An international team of physicists has monitored the scattering behaviour of electrons in a non-conducting material in real-time. Their insights could be beneficial for radiotherapy.

We can refer to electrons in non-conducting materials as ‘sluggish’. Typically, they remain fixed in a location, deep inside an atomic composite. It is hence...

Im Focus: Wafer-thin Magnetic Materials Developed for Future Quantum Technologies

Two-dimensional magnetic structures are regarded as a promising material for new types of data storage, since the magnetic properties of individual molecular building blocks can be investigated and modified. For the first time, researchers have now produced a wafer-thin ferrimagnet, in which molecules with different magnetic centers arrange themselves on a gold surface to form a checkerboard pattern. Scientists at the Swiss Nanoscience Institute at the University of Basel and the Paul Scherrer Institute published their findings in the journal Nature Communications.

Ferrimagnets are composed of two centers which are magnetized at different strengths and point in opposing directions.
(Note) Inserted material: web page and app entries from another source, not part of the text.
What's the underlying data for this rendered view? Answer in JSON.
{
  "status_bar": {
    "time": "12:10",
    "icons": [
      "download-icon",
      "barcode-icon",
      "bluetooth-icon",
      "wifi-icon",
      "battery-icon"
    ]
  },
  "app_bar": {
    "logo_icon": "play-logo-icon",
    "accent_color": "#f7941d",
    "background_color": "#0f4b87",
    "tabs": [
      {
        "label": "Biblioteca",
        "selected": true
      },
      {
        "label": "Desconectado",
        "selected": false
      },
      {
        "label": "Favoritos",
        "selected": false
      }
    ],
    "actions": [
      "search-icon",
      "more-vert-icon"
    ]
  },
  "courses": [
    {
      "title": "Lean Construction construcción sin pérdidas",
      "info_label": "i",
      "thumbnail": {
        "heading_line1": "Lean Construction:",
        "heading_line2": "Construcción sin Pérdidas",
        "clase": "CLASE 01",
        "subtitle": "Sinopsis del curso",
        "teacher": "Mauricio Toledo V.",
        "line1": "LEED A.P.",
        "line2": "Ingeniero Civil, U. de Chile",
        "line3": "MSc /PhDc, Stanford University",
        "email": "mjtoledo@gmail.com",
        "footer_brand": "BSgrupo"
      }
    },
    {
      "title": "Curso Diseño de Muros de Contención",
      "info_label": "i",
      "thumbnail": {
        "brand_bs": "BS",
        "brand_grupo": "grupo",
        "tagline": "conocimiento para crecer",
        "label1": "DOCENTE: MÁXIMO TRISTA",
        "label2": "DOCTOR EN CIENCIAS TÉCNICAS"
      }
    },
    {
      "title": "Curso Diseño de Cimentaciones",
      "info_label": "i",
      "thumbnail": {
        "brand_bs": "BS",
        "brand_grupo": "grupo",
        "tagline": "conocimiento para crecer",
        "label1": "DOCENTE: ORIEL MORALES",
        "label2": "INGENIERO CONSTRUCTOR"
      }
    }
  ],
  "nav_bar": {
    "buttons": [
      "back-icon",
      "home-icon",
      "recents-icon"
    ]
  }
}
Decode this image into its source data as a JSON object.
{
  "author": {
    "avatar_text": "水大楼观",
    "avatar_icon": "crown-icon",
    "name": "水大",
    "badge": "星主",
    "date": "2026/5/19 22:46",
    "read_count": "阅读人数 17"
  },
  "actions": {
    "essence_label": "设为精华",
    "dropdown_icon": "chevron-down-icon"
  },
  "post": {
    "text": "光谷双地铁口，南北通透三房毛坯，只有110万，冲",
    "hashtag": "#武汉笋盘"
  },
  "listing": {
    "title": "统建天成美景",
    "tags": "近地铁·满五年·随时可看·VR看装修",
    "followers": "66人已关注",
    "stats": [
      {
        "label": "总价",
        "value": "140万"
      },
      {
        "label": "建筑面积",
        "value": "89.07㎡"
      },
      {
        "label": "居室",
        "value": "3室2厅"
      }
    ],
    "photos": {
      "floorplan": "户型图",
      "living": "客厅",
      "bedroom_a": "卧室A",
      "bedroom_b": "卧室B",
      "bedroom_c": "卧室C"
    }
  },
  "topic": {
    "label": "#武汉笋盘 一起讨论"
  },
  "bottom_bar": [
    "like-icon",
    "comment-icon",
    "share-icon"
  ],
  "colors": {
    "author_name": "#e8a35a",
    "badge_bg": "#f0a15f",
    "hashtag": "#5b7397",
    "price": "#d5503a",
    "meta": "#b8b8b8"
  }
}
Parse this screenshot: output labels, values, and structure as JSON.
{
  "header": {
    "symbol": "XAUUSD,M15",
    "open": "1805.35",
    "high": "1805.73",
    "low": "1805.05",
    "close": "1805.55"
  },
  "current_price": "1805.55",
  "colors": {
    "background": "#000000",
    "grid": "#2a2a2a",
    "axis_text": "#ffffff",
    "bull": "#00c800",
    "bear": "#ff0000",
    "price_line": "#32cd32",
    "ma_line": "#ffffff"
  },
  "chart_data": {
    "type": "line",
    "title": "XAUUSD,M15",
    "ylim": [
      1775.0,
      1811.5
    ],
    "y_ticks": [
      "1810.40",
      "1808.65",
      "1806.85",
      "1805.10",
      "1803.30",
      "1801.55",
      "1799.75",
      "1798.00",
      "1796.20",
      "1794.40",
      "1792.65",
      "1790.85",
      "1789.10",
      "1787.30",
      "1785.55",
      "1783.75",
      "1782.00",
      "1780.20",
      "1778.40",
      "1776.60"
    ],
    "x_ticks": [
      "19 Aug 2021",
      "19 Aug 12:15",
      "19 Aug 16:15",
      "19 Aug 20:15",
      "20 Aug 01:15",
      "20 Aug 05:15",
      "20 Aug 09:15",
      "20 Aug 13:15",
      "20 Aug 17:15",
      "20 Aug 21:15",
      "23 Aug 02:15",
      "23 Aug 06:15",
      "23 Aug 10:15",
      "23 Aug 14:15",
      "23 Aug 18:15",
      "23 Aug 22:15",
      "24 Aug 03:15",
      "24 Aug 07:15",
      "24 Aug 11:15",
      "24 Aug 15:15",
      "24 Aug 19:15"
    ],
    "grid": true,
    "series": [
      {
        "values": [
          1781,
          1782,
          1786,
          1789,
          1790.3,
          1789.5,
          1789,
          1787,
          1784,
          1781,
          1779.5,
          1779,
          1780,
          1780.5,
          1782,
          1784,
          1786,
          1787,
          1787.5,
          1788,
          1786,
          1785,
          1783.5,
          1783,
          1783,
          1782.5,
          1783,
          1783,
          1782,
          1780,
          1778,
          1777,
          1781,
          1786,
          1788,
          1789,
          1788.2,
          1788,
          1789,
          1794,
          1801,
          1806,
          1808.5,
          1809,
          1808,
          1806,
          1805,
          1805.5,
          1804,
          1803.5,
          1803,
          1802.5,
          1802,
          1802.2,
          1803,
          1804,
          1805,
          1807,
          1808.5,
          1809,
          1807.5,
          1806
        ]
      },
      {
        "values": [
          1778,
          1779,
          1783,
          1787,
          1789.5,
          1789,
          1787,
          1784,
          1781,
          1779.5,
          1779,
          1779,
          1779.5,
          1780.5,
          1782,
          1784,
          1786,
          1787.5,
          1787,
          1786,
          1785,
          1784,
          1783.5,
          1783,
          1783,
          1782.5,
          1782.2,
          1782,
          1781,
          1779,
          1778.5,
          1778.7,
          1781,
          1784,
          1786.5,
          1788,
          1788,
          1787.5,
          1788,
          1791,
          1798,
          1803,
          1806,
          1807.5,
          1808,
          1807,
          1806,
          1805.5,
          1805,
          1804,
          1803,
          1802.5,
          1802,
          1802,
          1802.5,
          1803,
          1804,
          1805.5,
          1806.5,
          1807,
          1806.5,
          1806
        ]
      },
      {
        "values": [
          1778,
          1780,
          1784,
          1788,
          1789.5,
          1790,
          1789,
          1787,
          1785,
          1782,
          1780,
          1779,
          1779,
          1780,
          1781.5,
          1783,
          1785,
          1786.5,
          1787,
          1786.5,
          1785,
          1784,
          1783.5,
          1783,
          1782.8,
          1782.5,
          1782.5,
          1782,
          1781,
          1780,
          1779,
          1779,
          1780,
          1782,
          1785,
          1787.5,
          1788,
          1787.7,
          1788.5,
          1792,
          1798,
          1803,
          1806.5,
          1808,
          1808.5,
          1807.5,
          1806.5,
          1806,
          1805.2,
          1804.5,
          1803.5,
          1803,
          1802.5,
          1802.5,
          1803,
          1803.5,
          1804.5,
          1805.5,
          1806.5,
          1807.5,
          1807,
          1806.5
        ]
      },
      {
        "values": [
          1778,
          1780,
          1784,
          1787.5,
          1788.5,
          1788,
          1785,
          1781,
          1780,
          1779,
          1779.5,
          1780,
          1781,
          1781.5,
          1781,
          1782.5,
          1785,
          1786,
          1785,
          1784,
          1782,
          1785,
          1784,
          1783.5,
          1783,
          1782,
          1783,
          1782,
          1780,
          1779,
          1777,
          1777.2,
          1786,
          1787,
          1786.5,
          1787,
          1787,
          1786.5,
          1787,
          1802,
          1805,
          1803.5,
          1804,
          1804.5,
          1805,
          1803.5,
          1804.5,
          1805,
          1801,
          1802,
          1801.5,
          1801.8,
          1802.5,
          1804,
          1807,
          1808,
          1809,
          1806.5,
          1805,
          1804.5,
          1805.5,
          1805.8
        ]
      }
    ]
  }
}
Two-dimensional, quasi-flat ferrimagnets...

All Focus news of the innovation-report >>>

Anzeige

Anzeige

Event News

Marine Conservation: IASS Contributes to UN Ocean Conference in New York on 5-9 June

24.05.2017 | Event News

AWK Aachen Machine Tool Colloquium 2017: Internet of Production for Agile Enterprises

23.05.2017 | Event News

Dortmund MST Conference presents Individualized Healthcare Solutions with micro and nanotechnology

22.05.2017 | Event News

 
Latest News

New insights into the ancestors of all complex life

29.05.2017 | Earth Sciences

New photocatalyst speeds up the conversion of carbon dioxide into chemical resources

29.05.2017 | Life Sciences

NASA's SDO sees partial eclipse in space

29.05.2017 | Physics and Astronomy

VideoLinks
B2B-VideoLinks
More VideoLinks >>>